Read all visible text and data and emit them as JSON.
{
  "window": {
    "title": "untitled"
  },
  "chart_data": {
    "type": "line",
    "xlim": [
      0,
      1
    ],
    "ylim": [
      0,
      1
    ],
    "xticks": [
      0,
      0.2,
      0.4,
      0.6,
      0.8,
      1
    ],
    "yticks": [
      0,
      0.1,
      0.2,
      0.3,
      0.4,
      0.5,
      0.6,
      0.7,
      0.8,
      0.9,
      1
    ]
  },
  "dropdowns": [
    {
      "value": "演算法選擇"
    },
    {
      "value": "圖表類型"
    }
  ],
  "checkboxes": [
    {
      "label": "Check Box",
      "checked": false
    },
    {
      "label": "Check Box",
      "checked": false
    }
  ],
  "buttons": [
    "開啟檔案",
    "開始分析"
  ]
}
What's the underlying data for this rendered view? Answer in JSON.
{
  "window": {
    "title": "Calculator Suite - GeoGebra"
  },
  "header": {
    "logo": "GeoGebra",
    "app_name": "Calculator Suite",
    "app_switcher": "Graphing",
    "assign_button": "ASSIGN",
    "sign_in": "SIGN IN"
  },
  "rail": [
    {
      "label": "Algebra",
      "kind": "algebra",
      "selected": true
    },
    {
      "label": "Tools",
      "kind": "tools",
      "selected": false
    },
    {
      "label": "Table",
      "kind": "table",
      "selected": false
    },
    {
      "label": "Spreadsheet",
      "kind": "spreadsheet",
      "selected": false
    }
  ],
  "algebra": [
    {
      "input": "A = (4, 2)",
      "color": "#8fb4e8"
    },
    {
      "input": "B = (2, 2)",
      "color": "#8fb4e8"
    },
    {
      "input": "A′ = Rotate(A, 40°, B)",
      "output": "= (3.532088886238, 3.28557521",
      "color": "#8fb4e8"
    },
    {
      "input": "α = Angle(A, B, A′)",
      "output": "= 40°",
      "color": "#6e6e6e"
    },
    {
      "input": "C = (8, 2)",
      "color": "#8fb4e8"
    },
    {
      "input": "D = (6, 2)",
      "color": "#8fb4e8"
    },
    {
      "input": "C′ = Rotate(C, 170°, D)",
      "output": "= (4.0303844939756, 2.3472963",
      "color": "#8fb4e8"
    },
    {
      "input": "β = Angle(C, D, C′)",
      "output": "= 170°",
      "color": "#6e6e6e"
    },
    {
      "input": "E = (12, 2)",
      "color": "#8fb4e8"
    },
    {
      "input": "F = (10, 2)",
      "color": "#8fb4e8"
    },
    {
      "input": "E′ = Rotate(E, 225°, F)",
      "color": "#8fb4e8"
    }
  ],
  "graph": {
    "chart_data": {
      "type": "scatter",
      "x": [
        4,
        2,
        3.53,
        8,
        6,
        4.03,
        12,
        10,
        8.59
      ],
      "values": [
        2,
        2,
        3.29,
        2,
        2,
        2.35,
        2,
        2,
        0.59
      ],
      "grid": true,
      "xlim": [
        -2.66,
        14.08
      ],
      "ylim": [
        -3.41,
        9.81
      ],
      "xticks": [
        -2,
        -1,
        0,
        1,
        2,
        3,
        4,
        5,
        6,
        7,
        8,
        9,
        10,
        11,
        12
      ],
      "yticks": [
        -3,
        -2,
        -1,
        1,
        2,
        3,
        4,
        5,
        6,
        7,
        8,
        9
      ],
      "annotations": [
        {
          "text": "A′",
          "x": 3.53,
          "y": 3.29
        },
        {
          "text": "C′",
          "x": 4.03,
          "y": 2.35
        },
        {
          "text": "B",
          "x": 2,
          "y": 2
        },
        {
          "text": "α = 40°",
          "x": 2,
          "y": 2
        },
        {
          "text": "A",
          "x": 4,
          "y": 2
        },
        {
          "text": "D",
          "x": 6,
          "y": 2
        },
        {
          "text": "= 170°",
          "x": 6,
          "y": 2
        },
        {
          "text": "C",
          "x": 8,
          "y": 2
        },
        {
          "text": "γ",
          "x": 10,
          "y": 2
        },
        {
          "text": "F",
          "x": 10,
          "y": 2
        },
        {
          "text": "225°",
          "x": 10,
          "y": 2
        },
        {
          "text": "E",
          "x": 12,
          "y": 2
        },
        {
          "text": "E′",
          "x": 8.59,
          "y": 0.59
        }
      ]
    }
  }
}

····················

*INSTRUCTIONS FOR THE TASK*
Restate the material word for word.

*SOLUTION TO THE PROBLEM*
Read all visible text and data and emit them as JSON.
{
  "window": {
    "title": "untitled"
  },
  "chart_data": {
    "type": "line",
    "xlim": [
      0,
      1
    ],
    "ylim": [
      0,
      1
    ],
    "xticks": [
      0,
      0.2,
      0.4,
      0.6,
      0.8,
      1
    ],
    "yticks": [
      0,
      0.1,
      0.2,
      0.3,
      0.4,
      0.5,
      0.6,
      0.7,
      0.8,
      0.9,
      1
    ]
  },
  "dropdowns": [
    {
      "value": "演算法選擇"
    },
    {
      "value": "圖表類型"
    }
  ],
  "checkboxes": [
    {
      "label": "Check Box",
      "checked": false
    },
    {
      "label": "Check Box",
      "checked": false
    }
  ],
  "buttons": [
    "開啟檔案",
    "開始分析"
  ]
}
What's the underlying data for this rendered view? Answer in JSON.
{
  "window": {
    "title": "Calculator Suite - GeoGebra"
  },
  "header": {
    "logo": "GeoGebra",
    "app_name": "Calculator Suite",
    "app_switcher": "Graphing",
    "assign_button": "ASSIGN",
    "sign_in": "SIGN IN"
  },
  "rail": [
    {
      "label": "Algebra",
      "kind": "algebra",
      "selected": true
    },
    {
      "label": "Tools",
      "kind": "tools",
      "selected": false
    },
    {
      "label": "Table",
      "kind": "table",
      "selected": false
    },
    {
      "label": "Spreadsheet",
      "kind": "spreadsheet",
      "selected": false
    }
  ],
  "algebra": [
    {
      "input": "A = (4, 2)",
      "color": "#8fb4e8"
    },
    {
      "input": "B = (2, 2)",
      "color": "#8fb4e8"
    },
    {
      "input": "A′ = Rotate(A, 40°, B)",
      "output": "= (3.532088886238, 3.28557521",
      "color": "#8fb4e8"
    },
    {
      "input": "α = Angle(A, B, A′)",
      "output": "= 40°",
      "color": "#6e6e6e"
    },
    {
      "input": "C = (8, 2)",
      "color": "#8fb4e8"
    },
    {
      "input": "D = (6, 2)",
      "color": "#8fb4e8"
    },
    {
      "input": "C′ = Rotate(C, 170°, D)",
      "output": "= (4.0303844939756, 2.3472963",
      "color": "#8fb4e8"
    },
    {
      "input": "β = Angle(C, D, C′)",
      "output": "= 170°",
      "color": "#6e6e6e"
    },
    {
      "input": "E = (12, 2)",
      "color": "#8fb4e8"
    },
    {
      "input": "F = (10, 2)",
      "color": "#8fb4e8"
    },
    {
      "input": "E′ = Rotate(E, 225°, F)",
      "color": "#8fb4e8"
    }
  ],
  "graph": {
    "chart_data": {
      "type": "scatter",
      "x": [
        4,
        2,
        3.53,
        8,
        6,
        4.03,
        12,
        10,
        8.59
      ],
      "values": [
        2,
        2,
        3.29,
        2,
        2,
        2.35,
        2,
        2,
        0.59
      ],
      "grid": true,
      "xlim": [
        -2.66,
        14.08
      ],
      "ylim": [
        -3.41,
        9.81
      ],
      "xticks": [
        -2,
        -1,
        0,
        1,
        2,
        3,
        4,
        5,
        6,
        7,
        8,
        9,
        10,
        11,
        12
      ],
      "yticks": [
        -3,
        -2,
        -1,
        1,
        2,
        3,
        4,
        5,
        6,
        7,
        8,
        9
      ],
      "annotations": [
        {
          "text": "A′",
          "x": 3.53,
          "y": 3.29
        },
        {
          "text": "C′",
          "x": 4.03,
          "y": 2.35
        },
        {
          "text": "B",
          "x": 2,
          "y": 2
        },
        {
          "text": "α = 40°",
          "x": 2,
          "y": 2
        },
        {
          "text": "A",
          "x": 4,
          "y": 2
        },
        {
          "text": "D",
          "x": 6,
          "y": 2
        },
        {
          "text": "= 170°",
          "x": 6,
          "y": 2
        },
        {
          "text": "C",
          "x": 8,
          "y": 2
        },
        {
          "text": "γ",
          "x": 10,
          "y": 2
        },
        {
          "text": "F",
          "x": 10,
          "y": 2
        },
        {
          "text": "225°",
          "x": 10,
          "y": 2
        },
        {
          "text": "E",
          "x": 12,
          "y": 2
        },
        {
          "text": "E′",
          "x": 8.59,
          "y": 0.59
        }
      ]
    }
  }
}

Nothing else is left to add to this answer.